• [WHAT THE TASK ASKS]
The answer is all of the data repeated exactly, with each picture omitted.

===== MATERIAL PROVIDED

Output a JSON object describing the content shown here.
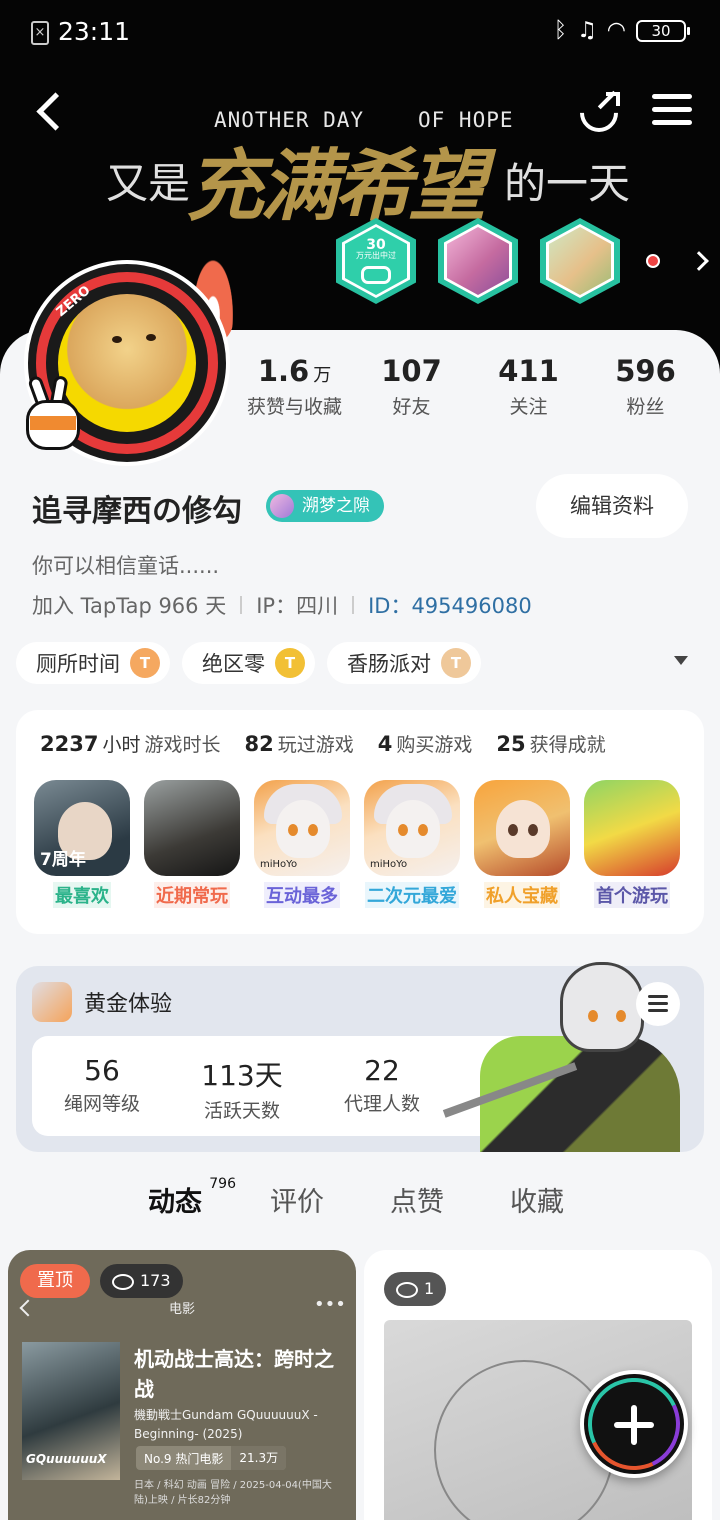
{
  "status_bar": {
    "time": "23:11",
    "battery": "30"
  },
  "banner": {
    "line1": "ANOTHER DAY",
    "line2": "OF HOPE",
    "cn_left": "又是",
    "cn_big": "充满希望",
    "cn_right": "的一天"
  },
  "badges": [
    {
      "name": "game-badge",
      "value": "30",
      "text": "万元出中过"
    },
    {
      "name": "girl-badge"
    },
    {
      "name": "cat-badge"
    }
  ],
  "stats": [
    {
      "value": "1.6",
      "unit": "万",
      "label": "获赞与收藏"
    },
    {
      "value": "107",
      "label": "好友"
    },
    {
      "value": "411",
      "label": "关注"
    },
    {
      "value": "596",
      "label": "粉丝"
    }
  ],
  "profile": {
    "name": "追寻摩西の修勾",
    "tag": "溯梦之隙",
    "edit_label": "编辑资料",
    "bio": "你可以相信童话......",
    "joined": "加入 TapTap 966 天",
    "ip": "IP：四川",
    "id": "ID：495496080"
  },
  "chips": [
    {
      "label": "厕所时间",
      "coin": "T"
    },
    {
      "label": "绝区零",
      "coin": "T"
    },
    {
      "label": "香肠派对",
      "coin": "T"
    }
  ],
  "game_stats": {
    "hours": "2237",
    "hours_unit": "小时",
    "hours_label": "游戏时长",
    "played": "82",
    "played_label": "玩过游戏",
    "bought": "4",
    "bought_label": "购买游戏",
    "achievements": "25",
    "achievements_label": "获得成就"
  },
  "games": [
    {
      "label": "最喜欢",
      "note": "7周年"
    },
    {
      "label": "近期常玩"
    },
    {
      "label": "互动最多",
      "note": "miHoYo"
    },
    {
      "label": "二次元最爱",
      "note": "miHoYo"
    },
    {
      "label": "私人宝藏"
    },
    {
      "label": "首个游玩"
    }
  ],
  "gold": {
    "title": "黄金体验",
    "items": [
      {
        "value": "56",
        "label": "绳网等级"
      },
      {
        "value": "113天",
        "label": "活跃天数"
      },
      {
        "value": "22",
        "label": "代理人数"
      }
    ]
  },
  "tabs": [
    {
      "label": "动态",
      "count": "796"
    },
    {
      "label": "评价"
    },
    {
      "label": "点赞"
    },
    {
      "label": "收藏"
    }
  ],
  "feed": {
    "post1": {
      "pin": "置顶",
      "views": "173",
      "sub": "电影",
      "poster_text": "GQuuuuuuX",
      "title": "机动战士高达：跨时之战",
      "subtitle": "機動戦士Gundam GQuuuuuuX -Beginning- (2025)",
      "rank": "No.9 热门电影",
      "heat": "21.3万",
      "info": "日本 / 科幻 动画 冒险 / 2025-04-04(中国大陆)上映 / 片长82分钟"
    },
    "post2": {
      "views": "1"
    }
  }
}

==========

• [ANSWER]
Output a JSON object describing the content shown here.
{
  "status_bar": {
    "time": "23:11",
    "battery": "30"
  },
  "banner": {
    "line1": "ANOTHER DAY",
    "line2": "OF HOPE",
    "cn_left": "又是",
    "cn_big": "充满希望",
    "cn_right": "的一天"
  },
  "badges": [
    {
      "name": "game-badge",
      "value": "30",
      "text": "万元出中过"
    },
    {
      "name": "girl-badge"
    },
    {
      "name": "cat-badge"
    }
  ],
  "stats": [
    {
      "value": "1.6",
      "unit": "万",
      "label": "获赞与收藏"
    },
    {
      "value": "107",
      "label": "好友"
    },
    {
      "value": "411",
      "label": "关注"
    },
    {
      "value": "596",
      "label": "粉丝"
    }
  ],
  "profile": {
    "name": "追寻摩西の修勾",
    "tag": "溯梦之隙",
    "edit_label": "编辑资料",
    "bio": "你可以相信童话......",
    "joined": "加入 TapTap 966 天",
    "ip": "IP：四川",
    "id": "ID：495496080"
  },
  "chips": [
    {
      "label": "厕所时间",
      "coin": "T"
    },
    {
      "label": "绝区零",
      "coin": "T"
    },
    {
      "label": "香肠派对",
      "coin": "T"
    }
  ],
  "game_stats": {
    "hours": "2237",
    "hours_unit": "小时",
    "hours_label": "游戏时长",
    "played": "82",
    "played_label": "玩过游戏",
    "bought": "4",
    "bought_label": "购买游戏",
    "achievements": "25",
    "achievements_label": "获得成就"
  },
  "games": [
    {
      "label": "最喜欢",
      "note": "7周年"
    },
    {
      "label": "近期常玩"
    },
    {
      "label": "互动最多",
      "note": "miHoYo"
    },
    {
      "label": "二次元最爱",
      "note": "miHoYo"
    },
    {
      "label": "私人宝藏"
    },
    {
      "label": "首个游玩"
    }
  ],
  "gold": {
    "title": "黄金体验",
    "items": [
      {
        "value": "56",
        "label": "绳网等级"
      },
      {
        "value": "113天",
        "label": "活跃天数"
      },
      {
        "value": "22",
        "label": "代理人数"
      }
    ]
  },
  "tabs": [
    {
      "label": "动态",
      "count": "796"
    },
    {
      "label": "评价"
    },
    {
      "label": "点赞"
    },
    {
      "label": "收藏"
    }
  ],
  "feed": {
    "post1": {
      "pin": "置顶",
      "views": "173",
      "sub": "电影",
      "poster_text": "GQuuuuuuX",
      "title": "机动战士高达：跨时之战",
      "subtitle": "機動戦士Gundam GQuuuuuuX -Beginning- (2025)",
      "rank": "No.9 热门电影",
      "heat": "21.3万",
      "info": "日本 / 科幻 动画 冒险 / 2025-04-04(中国大陆)上映 / 片长82分钟"
    },
    "post2": {
      "views": "1"
    }
  }
}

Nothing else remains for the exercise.